DIRECTIONS:
When you print the records, keep every line identical to the original.
··· DATA TO USE
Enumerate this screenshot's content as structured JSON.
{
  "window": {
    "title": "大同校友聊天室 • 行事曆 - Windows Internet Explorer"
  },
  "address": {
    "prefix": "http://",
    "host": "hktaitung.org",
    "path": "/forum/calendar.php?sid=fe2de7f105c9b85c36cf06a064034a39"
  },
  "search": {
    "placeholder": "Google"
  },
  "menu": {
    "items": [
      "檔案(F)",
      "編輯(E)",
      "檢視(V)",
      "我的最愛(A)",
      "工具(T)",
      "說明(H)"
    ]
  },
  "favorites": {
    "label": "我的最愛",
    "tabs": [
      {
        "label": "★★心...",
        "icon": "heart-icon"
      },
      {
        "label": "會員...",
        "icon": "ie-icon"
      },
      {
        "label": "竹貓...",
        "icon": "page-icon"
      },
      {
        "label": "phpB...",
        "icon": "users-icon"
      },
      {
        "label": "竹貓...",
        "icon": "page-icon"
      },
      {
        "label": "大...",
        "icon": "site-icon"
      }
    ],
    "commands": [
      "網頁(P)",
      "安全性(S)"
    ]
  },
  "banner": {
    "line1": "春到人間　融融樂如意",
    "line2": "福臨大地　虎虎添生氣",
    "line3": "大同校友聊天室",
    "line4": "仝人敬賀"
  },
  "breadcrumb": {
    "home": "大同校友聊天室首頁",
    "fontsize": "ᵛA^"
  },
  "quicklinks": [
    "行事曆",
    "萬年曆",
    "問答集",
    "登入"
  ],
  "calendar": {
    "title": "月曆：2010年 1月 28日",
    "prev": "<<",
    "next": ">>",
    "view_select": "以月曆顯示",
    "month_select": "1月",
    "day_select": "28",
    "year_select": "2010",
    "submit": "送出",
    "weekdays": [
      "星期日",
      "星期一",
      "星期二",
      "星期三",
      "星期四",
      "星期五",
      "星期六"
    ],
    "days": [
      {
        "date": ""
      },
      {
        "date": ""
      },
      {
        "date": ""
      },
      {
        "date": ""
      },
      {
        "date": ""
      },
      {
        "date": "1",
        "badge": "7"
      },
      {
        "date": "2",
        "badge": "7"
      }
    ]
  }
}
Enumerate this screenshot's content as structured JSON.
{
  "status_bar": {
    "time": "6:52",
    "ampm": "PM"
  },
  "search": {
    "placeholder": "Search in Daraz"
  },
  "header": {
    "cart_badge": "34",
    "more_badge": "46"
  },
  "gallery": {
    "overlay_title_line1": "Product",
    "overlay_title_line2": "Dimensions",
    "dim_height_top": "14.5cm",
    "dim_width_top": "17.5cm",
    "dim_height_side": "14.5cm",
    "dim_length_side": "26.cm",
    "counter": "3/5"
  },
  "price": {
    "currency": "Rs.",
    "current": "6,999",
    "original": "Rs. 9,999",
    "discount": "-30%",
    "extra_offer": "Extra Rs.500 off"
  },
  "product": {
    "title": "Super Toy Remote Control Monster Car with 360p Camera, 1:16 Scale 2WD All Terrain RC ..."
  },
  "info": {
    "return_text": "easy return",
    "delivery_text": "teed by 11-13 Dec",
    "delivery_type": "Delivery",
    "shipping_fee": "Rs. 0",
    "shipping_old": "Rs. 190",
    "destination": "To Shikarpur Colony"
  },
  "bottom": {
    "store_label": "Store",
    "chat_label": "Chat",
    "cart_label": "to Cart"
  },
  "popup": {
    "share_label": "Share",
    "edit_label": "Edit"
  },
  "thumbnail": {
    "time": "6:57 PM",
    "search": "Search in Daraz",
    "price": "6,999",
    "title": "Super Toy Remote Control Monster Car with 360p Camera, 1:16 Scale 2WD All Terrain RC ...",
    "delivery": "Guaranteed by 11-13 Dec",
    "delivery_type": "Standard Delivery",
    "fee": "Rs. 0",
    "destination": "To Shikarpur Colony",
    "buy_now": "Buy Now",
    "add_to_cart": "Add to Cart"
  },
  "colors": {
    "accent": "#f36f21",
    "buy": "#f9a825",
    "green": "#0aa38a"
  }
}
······
RESULT OF THIS EXERCISE:
Enumerate this screenshot's content as structured JSON.
{
  "window": {
    "title": "大同校友聊天室 • 行事曆 - Windows Internet Explorer"
  },
  "address": {
    "prefix": "http://",
    "host": "hktaitung.org",
    "path": "/forum/calendar.php?sid=fe2de7f105c9b85c36cf06a064034a39"
  },
  "search": {
    "placeholder": "Google"
  },
  "menu": {
    "items": [
      "檔案(F)",
      "編輯(E)",
      "檢視(V)",
      "我的最愛(A)",
      "工具(T)",
      "說明(H)"
    ]
  },
  "favorites": {
    "label": "我的最愛",
    "tabs": [
      {
        "label": "★★心...",
        "icon": "heart-icon"
      },
      {
        "label": "會員...",
        "icon": "ie-icon"
      },
      {
        "label": "竹貓...",
        "icon": "page-icon"
      },
      {
        "label": "phpB...",
        "icon": "users-icon"
      },
      {
        "label": "竹貓...",
        "icon": "page-icon"
      },
      {
        "label": "大...",
        "icon": "site-icon"
      }
    ],
    "commands": [
      "網頁(P)",
      "安全性(S)"
    ]
  },
  "banner": {
    "line1": "春到人間　融融樂如意",
    "line2": "福臨大地　虎虎添生氣",
    "line3": "大同校友聊天室",
    "line4": "仝人敬賀"
  },
  "breadcrumb": {
    "home": "大同校友聊天室首頁",
    "fontsize": "ᵛA^"
  },
  "quicklinks": [
    "行事曆",
    "萬年曆",
    "問答集",
    "登入"
  ],
  "calendar": {
    "title": "月曆：2010年 1月 28日",
    "prev": "<<",
    "next": ">>",
    "view_select": "以月曆顯示",
    "month_select": "1月",
    "day_select": "28",
    "year_select": "2010",
    "submit": "送出",
    "weekdays": [
      "星期日",
      "星期一",
      "星期二",
      "星期三",
      "星期四",
      "星期五",
      "星期六"
    ],
    "days": [
      {
        "date": ""
      },
      {
        "date": ""
      },
      {
        "date": ""
      },
      {
        "date": ""
      },
      {
        "date": ""
      },
      {
        "date": "1",
        "badge": "7"
      },
      {
        "date": "2",
        "badge": "7"
      }
    ]
  }
}
Enumerate this screenshot's content as structured JSON.
{
  "status_bar": {
    "time": "6:52",
    "ampm": "PM"
  },
  "search": {
    "placeholder": "Search in Daraz"
  },
  "header": {
    "cart_badge": "34",
    "more_badge": "46"
  },
  "gallery": {
    "overlay_title_line1": "Product",
    "overlay_title_line2": "Dimensions",
    "dim_height_top": "14.5cm",
    "dim_width_top": "17.5cm",
    "dim_height_side": "14.5cm",
    "dim_length_side": "26.cm",
    "counter": "3/5"
  },
  "price": {
    "currency": "Rs.",
    "current": "6,999",
    "original": "Rs. 9,999",
    "discount": "-30%",
    "extra_offer": "Extra Rs.500 off"
  },
  "product": {
    "title": "Super Toy Remote Control Monster Car with 360p Camera, 1:16 Scale 2WD All Terrain RC ..."
  },
  "info": {
    "return_text": "easy return",
    "delivery_text": "teed by 11-13 Dec",
    "delivery_type": "Delivery",
    "shipping_fee": "Rs. 0",
    "shipping_old": "Rs. 190",
    "destination": "To Shikarpur Colony"
  },
  "bottom": {
    "store_label": "Store",
    "chat_label": "Chat",
    "cart_label": "to Cart"
  },
  "popup": {
    "share_label": "Share",
    "edit_label": "Edit"
  },
  "thumbnail": {
    "time": "6:57 PM",
    "search": "Search in Daraz",
    "price": "6,999",
    "title": "Super Toy Remote Control Monster Car with 360p Camera, 1:16 Scale 2WD All Terrain RC ...",
    "delivery": "Guaranteed by 11-13 Dec",
    "delivery_type": "Standard Delivery",
    "fee": "Rs. 0",
    "destination": "To Shikarpur Colony",
    "buy_now": "Buy Now",
    "add_to_cart": "Add to Cart"
  },
  "colors": {
    "accent": "#f36f21",
    "buy": "#f9a825",
    "green": "#0aa38a"
  }
}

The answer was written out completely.